(Beginning of Provided entries)

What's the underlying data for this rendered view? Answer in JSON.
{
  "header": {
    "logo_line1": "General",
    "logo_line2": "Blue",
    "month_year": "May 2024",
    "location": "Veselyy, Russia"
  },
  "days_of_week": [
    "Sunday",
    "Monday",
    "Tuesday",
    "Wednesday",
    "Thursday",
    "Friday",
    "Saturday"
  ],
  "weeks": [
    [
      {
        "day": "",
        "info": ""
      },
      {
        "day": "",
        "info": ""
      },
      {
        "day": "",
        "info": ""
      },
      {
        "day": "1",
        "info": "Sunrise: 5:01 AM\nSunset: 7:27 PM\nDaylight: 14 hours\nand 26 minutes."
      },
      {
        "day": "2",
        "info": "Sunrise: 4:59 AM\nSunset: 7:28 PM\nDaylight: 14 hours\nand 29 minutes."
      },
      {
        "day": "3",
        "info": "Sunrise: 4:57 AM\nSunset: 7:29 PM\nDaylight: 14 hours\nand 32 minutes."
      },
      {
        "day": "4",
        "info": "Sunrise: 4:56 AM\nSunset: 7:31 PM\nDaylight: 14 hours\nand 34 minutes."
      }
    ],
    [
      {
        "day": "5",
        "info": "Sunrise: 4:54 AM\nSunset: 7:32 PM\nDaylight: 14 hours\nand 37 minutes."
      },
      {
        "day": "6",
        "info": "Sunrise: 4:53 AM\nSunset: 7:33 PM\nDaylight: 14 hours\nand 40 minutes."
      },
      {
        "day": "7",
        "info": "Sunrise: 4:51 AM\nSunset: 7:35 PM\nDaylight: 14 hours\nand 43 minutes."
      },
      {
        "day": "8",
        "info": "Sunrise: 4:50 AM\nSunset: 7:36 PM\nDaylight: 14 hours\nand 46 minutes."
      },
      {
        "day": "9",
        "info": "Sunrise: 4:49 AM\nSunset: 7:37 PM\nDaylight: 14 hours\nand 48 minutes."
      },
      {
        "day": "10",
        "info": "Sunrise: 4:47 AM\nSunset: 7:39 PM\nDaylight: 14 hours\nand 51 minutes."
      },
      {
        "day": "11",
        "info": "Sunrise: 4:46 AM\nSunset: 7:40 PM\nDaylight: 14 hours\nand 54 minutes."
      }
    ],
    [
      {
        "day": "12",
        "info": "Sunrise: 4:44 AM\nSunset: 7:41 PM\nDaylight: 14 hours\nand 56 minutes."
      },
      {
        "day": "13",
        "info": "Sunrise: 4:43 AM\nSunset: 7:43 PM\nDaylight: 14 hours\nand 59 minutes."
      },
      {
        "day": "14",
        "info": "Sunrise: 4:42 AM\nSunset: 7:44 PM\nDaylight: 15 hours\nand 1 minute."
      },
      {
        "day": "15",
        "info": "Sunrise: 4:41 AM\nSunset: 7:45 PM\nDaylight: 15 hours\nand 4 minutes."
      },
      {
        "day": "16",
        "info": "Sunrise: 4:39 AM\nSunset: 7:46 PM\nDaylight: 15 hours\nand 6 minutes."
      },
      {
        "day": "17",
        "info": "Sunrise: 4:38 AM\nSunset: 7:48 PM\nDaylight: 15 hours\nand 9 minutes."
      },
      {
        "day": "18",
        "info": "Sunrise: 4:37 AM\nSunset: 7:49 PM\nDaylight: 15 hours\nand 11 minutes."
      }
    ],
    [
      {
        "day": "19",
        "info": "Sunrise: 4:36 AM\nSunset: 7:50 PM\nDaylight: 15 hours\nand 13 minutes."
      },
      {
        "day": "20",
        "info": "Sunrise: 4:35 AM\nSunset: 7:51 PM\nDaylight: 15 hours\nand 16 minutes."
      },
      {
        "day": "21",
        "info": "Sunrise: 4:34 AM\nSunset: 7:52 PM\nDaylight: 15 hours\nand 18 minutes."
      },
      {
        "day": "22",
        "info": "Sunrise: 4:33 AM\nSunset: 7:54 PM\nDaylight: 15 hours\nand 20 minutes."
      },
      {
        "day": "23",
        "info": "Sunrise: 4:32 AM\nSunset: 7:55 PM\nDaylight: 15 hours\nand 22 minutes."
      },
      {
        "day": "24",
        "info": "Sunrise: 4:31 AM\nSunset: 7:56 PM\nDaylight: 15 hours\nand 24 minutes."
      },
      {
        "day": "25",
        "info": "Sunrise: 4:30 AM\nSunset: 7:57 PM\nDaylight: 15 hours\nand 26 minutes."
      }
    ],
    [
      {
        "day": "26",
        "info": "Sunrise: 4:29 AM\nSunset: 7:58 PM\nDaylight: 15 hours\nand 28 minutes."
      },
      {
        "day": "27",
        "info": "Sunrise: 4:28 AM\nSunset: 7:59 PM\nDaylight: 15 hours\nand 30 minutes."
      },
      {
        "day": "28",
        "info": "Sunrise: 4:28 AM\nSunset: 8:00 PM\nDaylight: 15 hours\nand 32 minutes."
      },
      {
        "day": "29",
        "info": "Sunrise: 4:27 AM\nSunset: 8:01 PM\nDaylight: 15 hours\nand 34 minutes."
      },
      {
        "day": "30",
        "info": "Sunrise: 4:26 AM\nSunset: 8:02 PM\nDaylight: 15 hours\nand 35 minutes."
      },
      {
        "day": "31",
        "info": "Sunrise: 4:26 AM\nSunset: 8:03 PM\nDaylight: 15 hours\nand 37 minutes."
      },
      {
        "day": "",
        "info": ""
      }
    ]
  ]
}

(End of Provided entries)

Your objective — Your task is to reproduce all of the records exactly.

Solution to this task —
What's the underlying data for this rendered view? Answer in JSON.
{
  "header": {
    "logo_line1": "General",
    "logo_line2": "Blue",
    "month_year": "May 2024",
    "location": "Veselyy, Russia"
  },
  "days_of_week": [
    "Sunday",
    "Monday",
    "Tuesday",
    "Wednesday",
    "Thursday",
    "Friday",
    "Saturday"
  ],
  "weeks": [
    [
      {
        "day": "",
        "info": ""
      },
      {
        "day": "",
        "info": ""
      },
      {
        "day": "",
        "info": ""
      },
      {
        "day": "1",
        "info": "Sunrise: 5:01 AM\nSunset: 7:27 PM\nDaylight: 14 hours\nand 26 minutes."
      },
      {
        "day": "2",
        "info": "Sunrise: 4:59 AM\nSunset: 7:28 PM\nDaylight: 14 hours\nand 29 minutes."
      },
      {
        "day": "3",
        "info": "Sunrise: 4:57 AM\nSunset: 7:29 PM\nDaylight: 14 hours\nand 32 minutes."
      },
      {
        "day": "4",
        "info": "Sunrise: 4:56 AM\nSunset: 7:31 PM\nDaylight: 14 hours\nand 34 minutes."
      }
    ],
    [
      {
        "day": "5",
        "info": "Sunrise: 4:54 AM\nSunset: 7:32 PM\nDaylight: 14 hours\nand 37 minutes."
      },
      {
        "day": "6",
        "info": "Sunrise: 4:53 AM\nSunset: 7:33 PM\nDaylight: 14 hours\nand 40 minutes."
      },
      {
        "day": "7",
        "info": "Sunrise: 4:51 AM\nSunset: 7:35 PM\nDaylight: 14 hours\nand 43 minutes."
      },
      {
        "day": "8",
        "info": "Sunrise: 4:50 AM\nSunset: 7:36 PM\nDaylight: 14 hours\nand 46 minutes."
      },
      {
        "day": "9",
        "info": "Sunrise: 4:49 AM\nSunset: 7:37 PM\nDaylight: 14 hours\nand 48 minutes."
      },
      {
        "day": "10",
        "info": "Sunrise: 4:47 AM\nSunset: 7:39 PM\nDaylight: 14 hours\nand 51 minutes."
      },
      {
        "day": "11",
        "info": "Sunrise: 4:46 AM\nSunset: 7:40 PM\nDaylight: 14 hours\nand 54 minutes."
      }
    ],
    [
      {
        "day": "12",
        "info": "Sunrise: 4:44 AM\nSunset: 7:41 PM\nDaylight: 14 hours\nand 56 minutes."
      },
      {
        "day": "13",
        "info": "Sunrise: 4:43 AM\nSunset: 7:43 PM\nDaylight: 14 hours\nand 59 minutes."
      },
      {
        "day": "14",
        "info": "Sunrise: 4:42 AM\nSunset: 7:44 PM\nDaylight: 15 hours\nand 1 minute."
      },
      {
        "day": "15",
        "info": "Sunrise: 4:41 AM\nSunset: 7:45 PM\nDaylight: 15 hours\nand 4 minutes."
      },
      {
        "day": "16",
        "info": "Sunrise: 4:39 AM\nSunset: 7:46 PM\nDaylight: 15 hours\nand 6 minutes."
      },
      {
        "day": "17",
        "info": "Sunrise: 4:38 AM\nSunset: 7:48 PM\nDaylight: 15 hours\nand 9 minutes."
      },
      {
        "day": "18",
        "info": "Sunrise: 4:37 AM\nSunset: 7:49 PM\nDaylight: 15 hours\nand 11 minutes."
      }
    ],
    [
      {
        "day": "19",
        "info": "Sunrise: 4:36 AM\nSunset: 7:50 PM\nDaylight: 15 hours\nand 13 minutes."
      },
      {
        "day": "20",
        "info": "Sunrise: 4:35 AM\nSunset: 7:51 PM\nDaylight: 15 hours\nand 16 minutes."
      },
      {
        "day": "21",
        "info": "Sunrise: 4:34 AM\nSunset: 7:52 PM\nDaylight: 15 hours\nand 18 minutes."
      },
      {
        "day": "22",
        "info": "Sunrise: 4:33 AM\nSunset: 7:54 PM\nDaylight: 15 hours\nand 20 minutes."
      },
      {
        "day": "23",
        "info": "Sunrise: 4:32 AM\nSunset: 7:55 PM\nDaylight: 15 hours\nand 22 minutes."
      },
      {
        "day": "24",
        "info": "Sunrise: 4:31 AM\nSunset: 7:56 PM\nDaylight: 15 hours\nand 24 minutes."
      },
      {
        "day": "25",
        "info": "Sunrise: 4:30 AM\nSunset: 7:57 PM\nDaylight: 15 hours\nand 26 minutes."
      }
    ],
    [
      {
        "day": "26",
        "info": "Sunrise: 4:29 AM\nSunset: 7:58 PM\nDaylight: 15 hours\nand 28 minutes."
      },
      {
        "day": "27",
        "info": "Sunrise: 4:28 AM\nSunset: 7:59 PM\nDaylight: 15 hours\nand 30 minutes."
      },
      {
        "day": "28",
        "info": "Sunrise: 4:28 AM\nSunset: 8:00 PM\nDaylight: 15 hours\nand 32 minutes."
      },
      {
        "day": "29",
        "info": "Sunrise: 4:27 AM\nSunset: 8:01 PM\nDaylight: 15 hours\nand 34 minutes."
      },
      {
        "day": "30",
        "info": "Sunrise: 4:26 AM\nSunset: 8:02 PM\nDaylight: 15 hours\nand 35 minutes."
      },
      {
        "day": "31",
        "info": "Sunrise: 4:26 AM\nSunset: 8:03 PM\nDaylight: 15 hours\nand 37 minutes."
      },
      {
        "day": "",
        "info": ""
      }
    ]
  ]
}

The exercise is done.